§ Exercise objective: Going line by line through the records below, count those containing the word "description", then give only the count.

=== Section Start ===

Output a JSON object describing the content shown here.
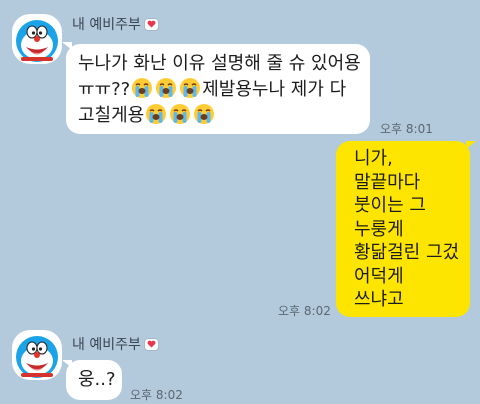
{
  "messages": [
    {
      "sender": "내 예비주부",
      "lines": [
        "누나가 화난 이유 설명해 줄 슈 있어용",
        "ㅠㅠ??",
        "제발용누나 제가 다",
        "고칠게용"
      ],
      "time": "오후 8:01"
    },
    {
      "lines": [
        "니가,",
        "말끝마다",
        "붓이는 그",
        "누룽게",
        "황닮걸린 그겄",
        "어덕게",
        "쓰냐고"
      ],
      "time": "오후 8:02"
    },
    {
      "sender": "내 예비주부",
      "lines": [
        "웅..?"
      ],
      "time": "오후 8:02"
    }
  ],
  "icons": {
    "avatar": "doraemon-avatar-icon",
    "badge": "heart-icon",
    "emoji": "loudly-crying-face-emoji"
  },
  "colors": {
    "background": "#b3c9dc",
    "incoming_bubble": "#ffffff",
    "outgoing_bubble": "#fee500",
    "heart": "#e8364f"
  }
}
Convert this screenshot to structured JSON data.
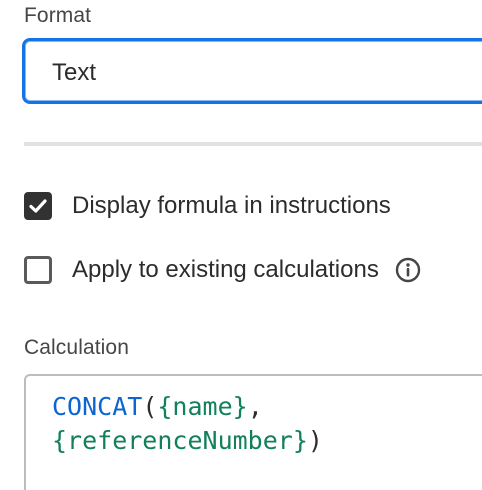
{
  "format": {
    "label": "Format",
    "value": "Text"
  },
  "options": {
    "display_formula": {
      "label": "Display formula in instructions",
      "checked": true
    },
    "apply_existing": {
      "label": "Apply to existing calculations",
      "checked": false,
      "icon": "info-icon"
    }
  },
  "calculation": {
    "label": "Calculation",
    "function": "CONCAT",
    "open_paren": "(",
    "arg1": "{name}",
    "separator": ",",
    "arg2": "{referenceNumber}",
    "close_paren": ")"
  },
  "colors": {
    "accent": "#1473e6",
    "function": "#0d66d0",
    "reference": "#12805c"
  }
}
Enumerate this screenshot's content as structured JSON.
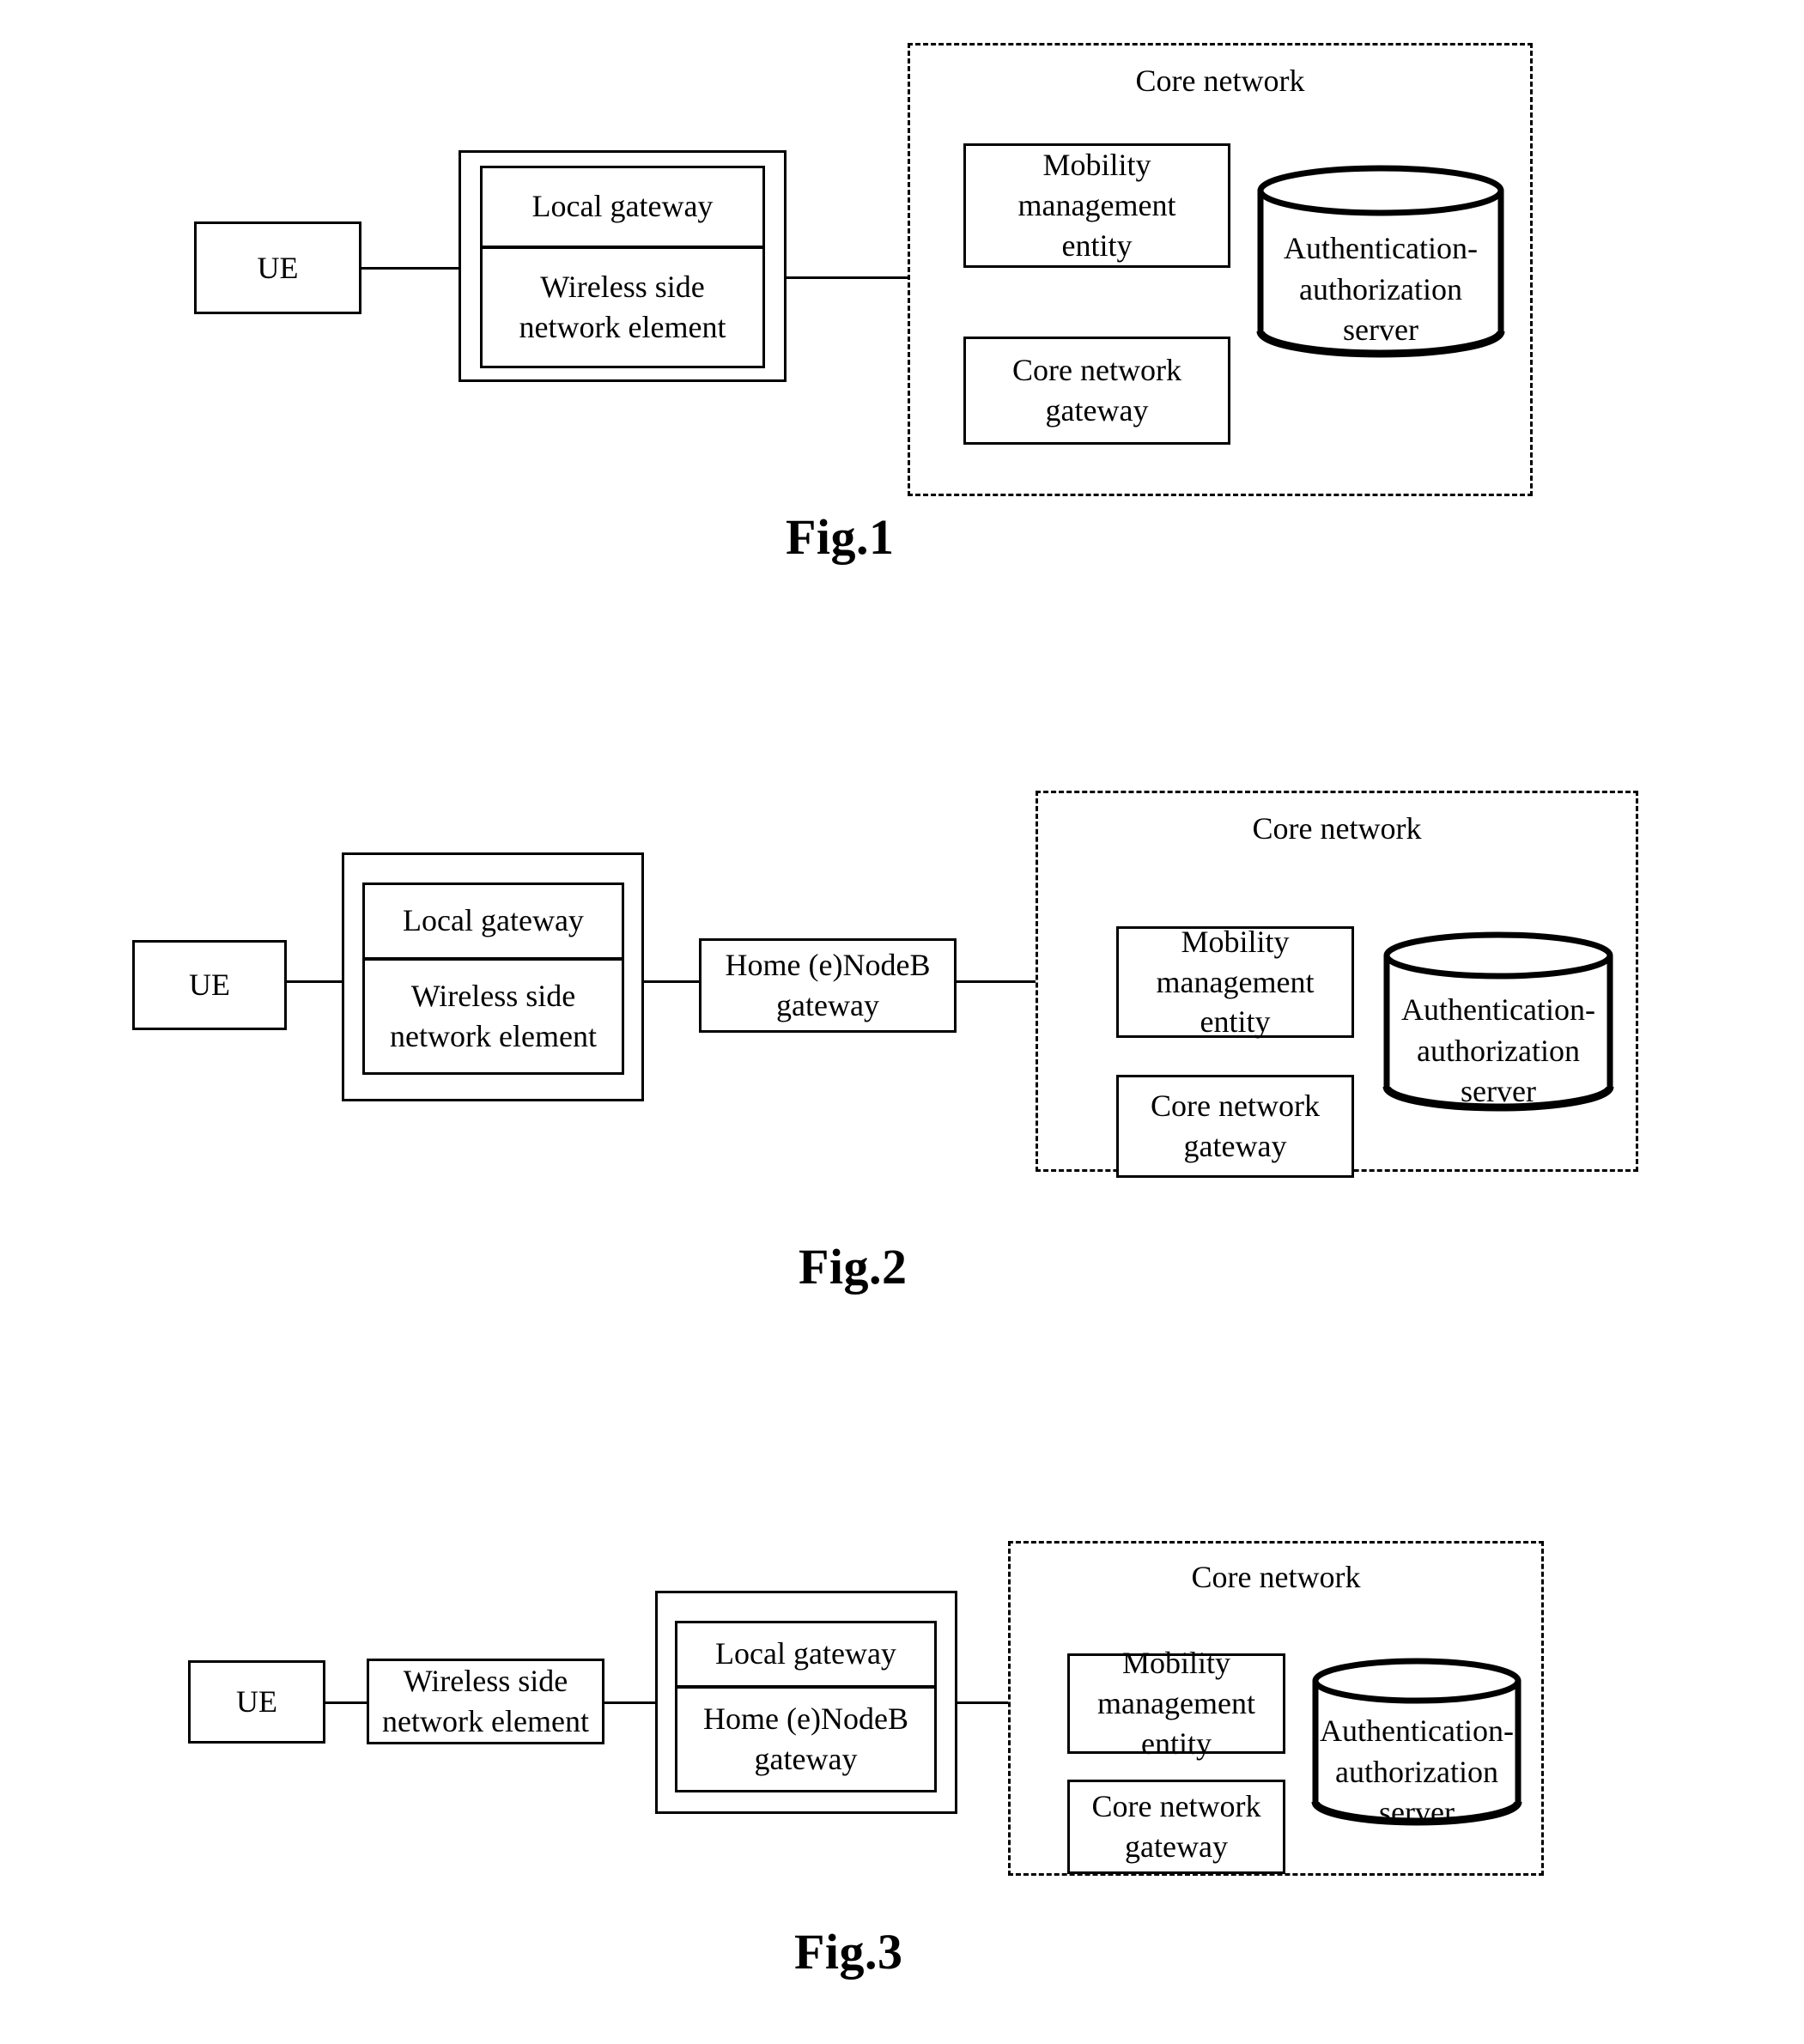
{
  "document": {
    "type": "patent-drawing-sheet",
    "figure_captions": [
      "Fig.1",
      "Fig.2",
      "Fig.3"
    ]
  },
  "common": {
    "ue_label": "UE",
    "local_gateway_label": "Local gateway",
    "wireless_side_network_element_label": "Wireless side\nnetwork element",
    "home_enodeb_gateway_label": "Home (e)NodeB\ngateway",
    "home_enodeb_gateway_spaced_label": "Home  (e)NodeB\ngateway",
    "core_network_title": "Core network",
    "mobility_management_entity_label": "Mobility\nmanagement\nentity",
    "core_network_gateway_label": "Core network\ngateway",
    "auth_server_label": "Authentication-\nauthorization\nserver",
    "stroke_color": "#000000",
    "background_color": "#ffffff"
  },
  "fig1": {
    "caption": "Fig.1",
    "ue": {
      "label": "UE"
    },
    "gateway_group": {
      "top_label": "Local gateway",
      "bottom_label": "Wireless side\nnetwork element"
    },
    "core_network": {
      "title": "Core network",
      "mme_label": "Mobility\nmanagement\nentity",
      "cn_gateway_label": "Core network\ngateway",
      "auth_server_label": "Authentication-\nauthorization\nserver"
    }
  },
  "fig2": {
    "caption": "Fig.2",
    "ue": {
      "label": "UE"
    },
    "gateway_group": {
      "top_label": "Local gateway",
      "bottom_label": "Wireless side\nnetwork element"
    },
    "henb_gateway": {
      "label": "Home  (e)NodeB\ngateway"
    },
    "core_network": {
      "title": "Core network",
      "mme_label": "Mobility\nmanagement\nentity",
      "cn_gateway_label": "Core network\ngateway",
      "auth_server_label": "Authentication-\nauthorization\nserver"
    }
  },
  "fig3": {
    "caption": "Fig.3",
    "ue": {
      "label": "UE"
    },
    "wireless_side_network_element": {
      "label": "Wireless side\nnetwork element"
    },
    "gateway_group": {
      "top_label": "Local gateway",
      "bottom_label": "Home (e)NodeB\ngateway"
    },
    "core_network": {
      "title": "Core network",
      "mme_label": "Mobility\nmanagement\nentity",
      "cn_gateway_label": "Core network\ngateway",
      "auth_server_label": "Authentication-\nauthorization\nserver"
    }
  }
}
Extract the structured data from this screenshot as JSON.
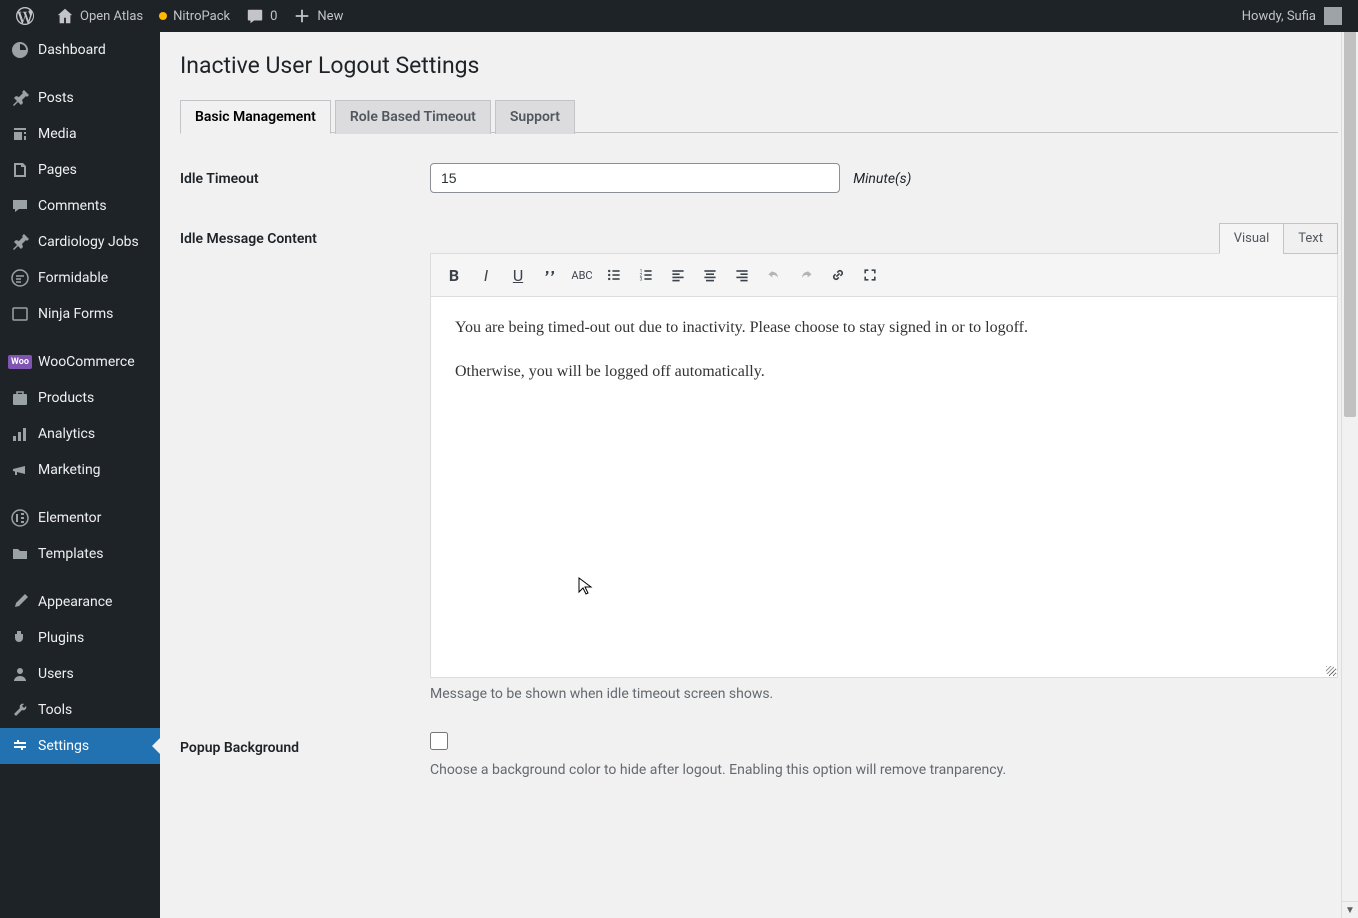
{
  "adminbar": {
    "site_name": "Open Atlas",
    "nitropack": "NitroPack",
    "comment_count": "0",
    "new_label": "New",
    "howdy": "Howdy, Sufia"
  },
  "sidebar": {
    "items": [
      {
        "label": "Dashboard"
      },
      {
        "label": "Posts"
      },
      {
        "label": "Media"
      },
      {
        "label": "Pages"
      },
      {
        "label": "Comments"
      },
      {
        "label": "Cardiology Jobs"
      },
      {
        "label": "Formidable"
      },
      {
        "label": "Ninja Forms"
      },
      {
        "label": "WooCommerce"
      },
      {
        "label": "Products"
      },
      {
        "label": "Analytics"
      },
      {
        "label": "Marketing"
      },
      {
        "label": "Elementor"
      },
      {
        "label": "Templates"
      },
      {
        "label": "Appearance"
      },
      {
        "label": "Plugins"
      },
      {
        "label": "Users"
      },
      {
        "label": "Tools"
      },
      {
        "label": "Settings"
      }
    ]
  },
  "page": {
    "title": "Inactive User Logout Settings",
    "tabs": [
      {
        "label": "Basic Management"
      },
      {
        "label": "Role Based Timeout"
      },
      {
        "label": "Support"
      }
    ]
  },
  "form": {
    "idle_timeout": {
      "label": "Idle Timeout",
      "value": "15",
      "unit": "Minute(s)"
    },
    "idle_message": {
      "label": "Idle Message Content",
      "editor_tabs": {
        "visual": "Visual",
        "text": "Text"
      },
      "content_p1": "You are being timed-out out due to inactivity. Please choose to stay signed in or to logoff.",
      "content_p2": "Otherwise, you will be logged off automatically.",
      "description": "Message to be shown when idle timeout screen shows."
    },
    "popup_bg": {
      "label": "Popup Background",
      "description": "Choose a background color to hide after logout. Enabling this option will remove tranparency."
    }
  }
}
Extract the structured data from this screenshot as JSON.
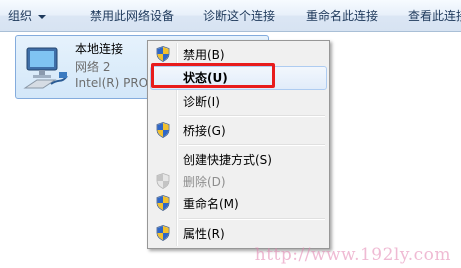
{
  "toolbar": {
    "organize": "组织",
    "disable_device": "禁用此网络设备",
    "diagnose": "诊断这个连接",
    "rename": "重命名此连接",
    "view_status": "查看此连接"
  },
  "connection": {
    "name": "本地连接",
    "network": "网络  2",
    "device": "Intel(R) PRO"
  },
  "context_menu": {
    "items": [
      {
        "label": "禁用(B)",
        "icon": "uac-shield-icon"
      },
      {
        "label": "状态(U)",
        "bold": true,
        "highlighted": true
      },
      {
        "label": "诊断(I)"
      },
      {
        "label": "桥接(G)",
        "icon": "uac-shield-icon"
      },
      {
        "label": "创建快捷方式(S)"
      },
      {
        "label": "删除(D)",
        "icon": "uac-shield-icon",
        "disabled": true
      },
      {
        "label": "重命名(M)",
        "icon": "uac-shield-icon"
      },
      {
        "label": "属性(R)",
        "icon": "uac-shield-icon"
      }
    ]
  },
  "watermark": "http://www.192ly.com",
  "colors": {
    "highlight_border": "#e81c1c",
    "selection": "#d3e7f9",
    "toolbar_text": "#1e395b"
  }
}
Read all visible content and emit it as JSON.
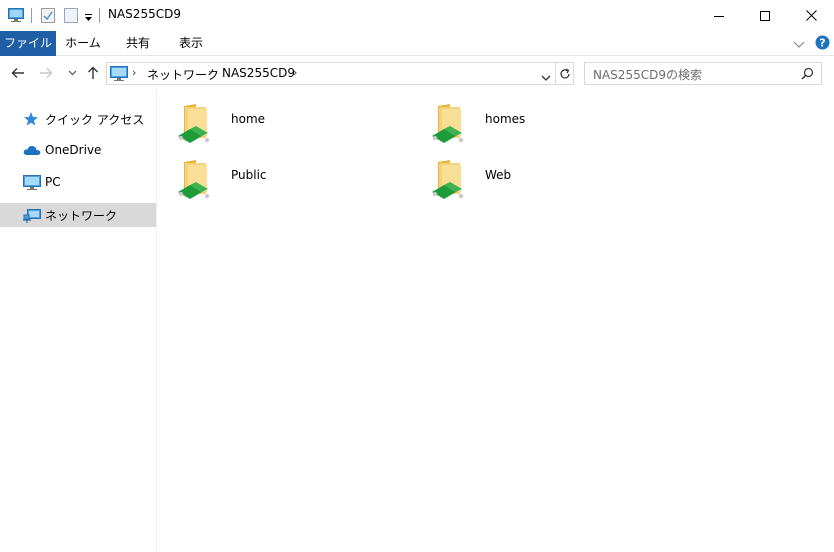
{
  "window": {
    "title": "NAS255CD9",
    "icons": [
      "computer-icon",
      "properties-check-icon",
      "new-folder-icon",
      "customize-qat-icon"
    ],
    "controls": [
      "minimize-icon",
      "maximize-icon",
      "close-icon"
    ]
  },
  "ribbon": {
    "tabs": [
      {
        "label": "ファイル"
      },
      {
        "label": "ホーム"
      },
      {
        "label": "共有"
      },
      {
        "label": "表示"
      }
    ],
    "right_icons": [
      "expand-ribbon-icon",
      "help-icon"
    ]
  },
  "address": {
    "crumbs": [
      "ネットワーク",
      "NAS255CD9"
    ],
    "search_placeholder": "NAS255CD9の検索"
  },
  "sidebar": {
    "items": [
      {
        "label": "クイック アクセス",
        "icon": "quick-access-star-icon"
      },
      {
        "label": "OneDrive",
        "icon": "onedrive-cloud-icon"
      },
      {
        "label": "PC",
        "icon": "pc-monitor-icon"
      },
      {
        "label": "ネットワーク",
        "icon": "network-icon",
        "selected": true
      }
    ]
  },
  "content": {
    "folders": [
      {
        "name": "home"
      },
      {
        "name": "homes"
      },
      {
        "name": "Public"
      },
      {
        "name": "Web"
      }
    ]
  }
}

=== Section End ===

§ Response: 2